PID - VOC Gas Detectors
PID Detectors - Using Photo-ionization Detectors to Measure VOCs
Photoionization detectors use high-energy ultraviolet light from a lamp housed within the detector as a source of energy used to remove an electron from neutrally charged VOC molecules, producing a flow of electrical current proportional to the concentration of contaminant.
The amount of energy needed to remove an electron from the target molecule is called the ionisation potential (IP) for that substance. The larger the molecule, or the more double or triple bonds the molecule contains, the lower the IP. Thus, in general, the larger the molecule, the easier it is to detect! This is exactly the opposite of the performance characteristics of the catalytic hotbead type combustible sensor.
Photoionization detectors are easily able to provide readings at or below the OEL or TLV® for all of the VOCs listed in Table 1, including diesel. The best approach to VOC measurement is often a multi-sensor instrument equipped with both LEL and PID sensors
Multi-sensor Detectors with PIDs Catalytic hot-bead combustible sensors and photoionization detectors represent complementary,
not competing detection techniques. Catalytic hot-bead sensors are excellent for the measurement of methane, propane, and other common combustible gases that are not detectable by means of a PID. On the other hand, PIDs can detect large VOC and hydrocarbon molecules that are effectively undetectable by hot-bead sensors, even when they are operable in PPM measurement ranges.
The best approach to VOC measurement in many cases is to use a multi-sensor instrument capable of measuring all the atmospheric hazards that may be potentially present. Having a single instrument equipped with multiple sensors means no condition is accidentally overlooked.
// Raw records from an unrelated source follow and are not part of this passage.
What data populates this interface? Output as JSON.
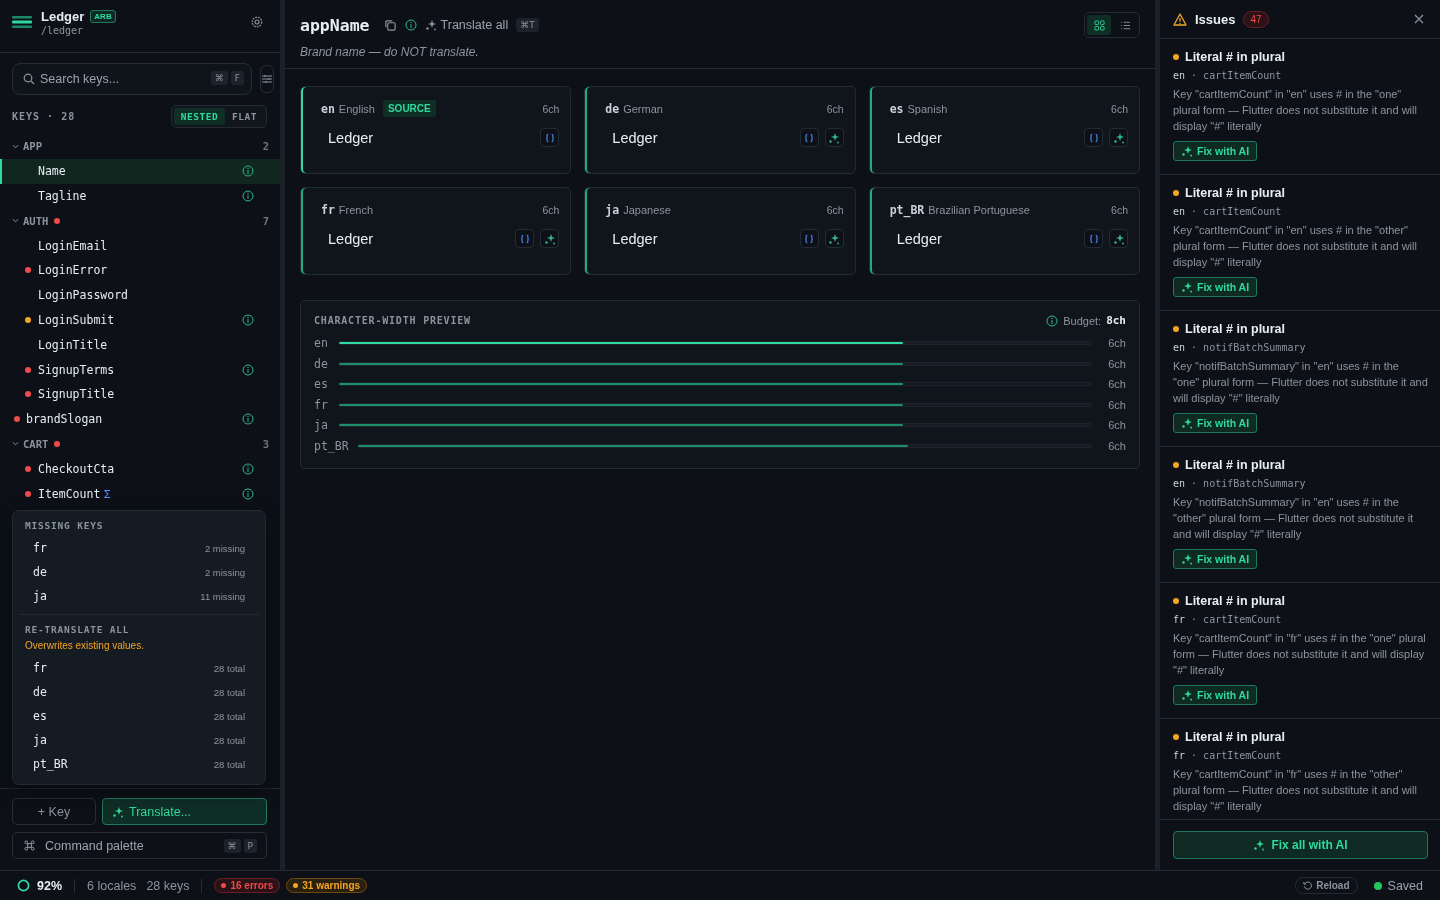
{
  "sidebar": {
    "app_name": "Ledger",
    "format_badge": "ARB",
    "path": "/ledger",
    "search": {
      "placeholder": "Search keys...",
      "shortcut": [
        "⌘",
        "F"
      ]
    },
    "keys_label": "KEYS · 28",
    "view_toggle": [
      {
        "label": "NESTED",
        "selected": true
      },
      {
        "label": "FLAT",
        "selected": false
      }
    ],
    "tree": [
      {
        "kind": "group",
        "label": "APP",
        "expanded": true,
        "count": "2",
        "children": [
          {
            "kind": "key",
            "label": "Name",
            "selected": true,
            "info": true
          },
          {
            "kind": "key",
            "label": "Tagline",
            "selected": false,
            "info": true
          }
        ]
      },
      {
        "kind": "group",
        "label": "AUTH",
        "expanded": true,
        "color": "#f04a4a",
        "count": "7",
        "children": [
          {
            "kind": "key",
            "label": "LoginEmail",
            "selected": false,
            "info": false
          },
          {
            "kind": "key",
            "label": "LoginError",
            "selected": false,
            "info": false,
            "color": "#f04a4a"
          },
          {
            "kind": "key",
            "label": "LoginPassword",
            "selected": false,
            "info": false
          },
          {
            "kind": "key",
            "label": "LoginSubmit",
            "selected": false,
            "info": true,
            "color": "#f5a524"
          },
          {
            "kind": "key",
            "label": "LoginTitle",
            "selected": false,
            "info": false
          },
          {
            "kind": "key",
            "label": "SignupTerms",
            "selected": false,
            "info": true,
            "color": "#f04a4a"
          },
          {
            "kind": "key",
            "label": "SignupTitle",
            "selected": false,
            "info": false,
            "color": "#f04a4a"
          }
        ]
      },
      {
        "kind": "key",
        "label": "brandSlogan",
        "selected": false,
        "info": true,
        "color": "#f04a4a"
      },
      {
        "kind": "group",
        "label": "CART",
        "expanded": true,
        "color": "#f04a4a",
        "count": "3",
        "children": [
          {
            "kind": "key",
            "label": "CheckoutCta",
            "selected": false,
            "info": true,
            "color": "#f04a4a"
          },
          {
            "kind": "key",
            "label": "ItemCount",
            "selected": false,
            "info": true,
            "color": "#f04a4a",
            "plural": true
          }
        ]
      }
    ],
    "translate_menu": {
      "missing_title": "MISSING KEYS",
      "missing": [
        {
          "locale": "fr",
          "note": "2 missing"
        },
        {
          "locale": "de",
          "note": "2 missing"
        },
        {
          "locale": "ja",
          "note": "11 missing"
        }
      ],
      "retranslate_title": "RE-TRANSLATE ALL",
      "warning": "Overwrites existing values.",
      "retranslate": [
        {
          "locale": "fr",
          "note": "28 total"
        },
        {
          "locale": "de",
          "note": "28 total"
        },
        {
          "locale": "es",
          "note": "28 total"
        },
        {
          "locale": "ja",
          "note": "28 total"
        },
        {
          "locale": "pt_BR",
          "note": "28 total"
        }
      ]
    },
    "add_key_button": "+ Key",
    "translate_button": "Translate...",
    "command_palette": {
      "label": "Command palette",
      "shortcut": [
        "⌘",
        "P"
      ]
    }
  },
  "main": {
    "key_name": "appName",
    "translate_all": "Translate all",
    "translate_shortcut": "⌘T",
    "description": "Brand name — do NOT translate.",
    "view_modes": [
      {
        "kind": "grid",
        "selected": true
      },
      {
        "kind": "list",
        "selected": false
      }
    ],
    "locales": [
      {
        "code": "en",
        "name": "English",
        "source": true,
        "badge": "SOURCE",
        "width": "6ch",
        "value": "Ledger"
      },
      {
        "code": "de",
        "name": "German",
        "source": false,
        "width": "6ch",
        "value": "Ledger"
      },
      {
        "code": "es",
        "name": "Spanish",
        "source": false,
        "width": "6ch",
        "value": "Ledger"
      },
      {
        "code": "fr",
        "name": "French",
        "source": false,
        "width": "6ch",
        "value": "Ledger"
      },
      {
        "code": "ja",
        "name": "Japanese",
        "source": false,
        "width": "6ch",
        "value": "Ledger"
      },
      {
        "code": "pt_BR",
        "name": "Brazilian Portuguese",
        "source": false,
        "width": "6ch",
        "value": "Ledger"
      }
    ],
    "preview": {
      "title": "CHARACTER-WIDTH PREVIEW",
      "budget_label": "Budget:",
      "budget": "8ch",
      "rows": [
        {
          "locale": "en",
          "source": true,
          "level": 0.75,
          "reading": "6ch"
        },
        {
          "locale": "de",
          "source": false,
          "level": 0.75,
          "reading": "6ch"
        },
        {
          "locale": "es",
          "source": false,
          "level": 0.75,
          "reading": "6ch"
        },
        {
          "locale": "fr",
          "source": false,
          "level": 0.75,
          "reading": "6ch"
        },
        {
          "locale": "ja",
          "source": false,
          "level": 0.75,
          "reading": "6ch"
        },
        {
          "locale": "pt_BR",
          "source": false,
          "level": 0.75,
          "reading": "6ch"
        }
      ]
    }
  },
  "issues": {
    "title": "Issues",
    "count": "47",
    "separator": "·",
    "items": [
      {
        "color": "#f5a524",
        "title": "Literal # in plural",
        "locale": "en",
        "key": "cartItemCount",
        "description": "Key \"cartItemCount\" in \"en\" uses # in the \"one\" plural form — Flutter does not substitute it and will display \"#\" literally",
        "button": "Fix with AI"
      },
      {
        "color": "#f5a524",
        "title": "Literal # in plural",
        "locale": "en",
        "key": "cartItemCount",
        "description": "Key \"cartItemCount\" in \"en\" uses # in the \"other\" plural form — Flutter does not substitute it and will display \"#\" literally",
        "button": "Fix with AI"
      },
      {
        "color": "#f5a524",
        "title": "Literal # in plural",
        "locale": "en",
        "key": "notifBatchSummary",
        "description": "Key \"notifBatchSummary\" in \"en\" uses # in the \"one\" plural form — Flutter does not substitute it and will display \"#\" literally",
        "button": "Fix with AI"
      },
      {
        "color": "#f5a524",
        "title": "Literal # in plural",
        "locale": "en",
        "key": "notifBatchSummary",
        "description": "Key \"notifBatchSummary\" in \"en\" uses # in the \"other\" plural form — Flutter does not substitute it and will display \"#\" literally",
        "button": "Fix with AI"
      },
      {
        "color": "#f5a524",
        "title": "Literal # in plural",
        "locale": "fr",
        "key": "cartItemCount",
        "description": "Key \"cartItemCount\" in \"fr\" uses # in the \"one\" plural form — Flutter does not substitute it and will display \"#\" literally",
        "button": "Fix with AI"
      },
      {
        "color": "#f5a524",
        "title": "Literal # in plural",
        "locale": "fr",
        "key": "cartItemCount",
        "description": "Key \"cartItemCount\" in \"fr\" uses # in the \"other\" plural form — Flutter does not substitute it and will display \"#\" literally"
      }
    ],
    "fix_all_button": "Fix all with AI"
  },
  "status_bar": {
    "progress": "92%",
    "locales": "6 locales",
    "keys": "28 keys",
    "errors": "16 errors",
    "warnings": "31 warnings",
    "reload_button": "Reload",
    "save_state": "Saved"
  }
}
Please see a selection of PID detectors below as single gas models or multi gas models.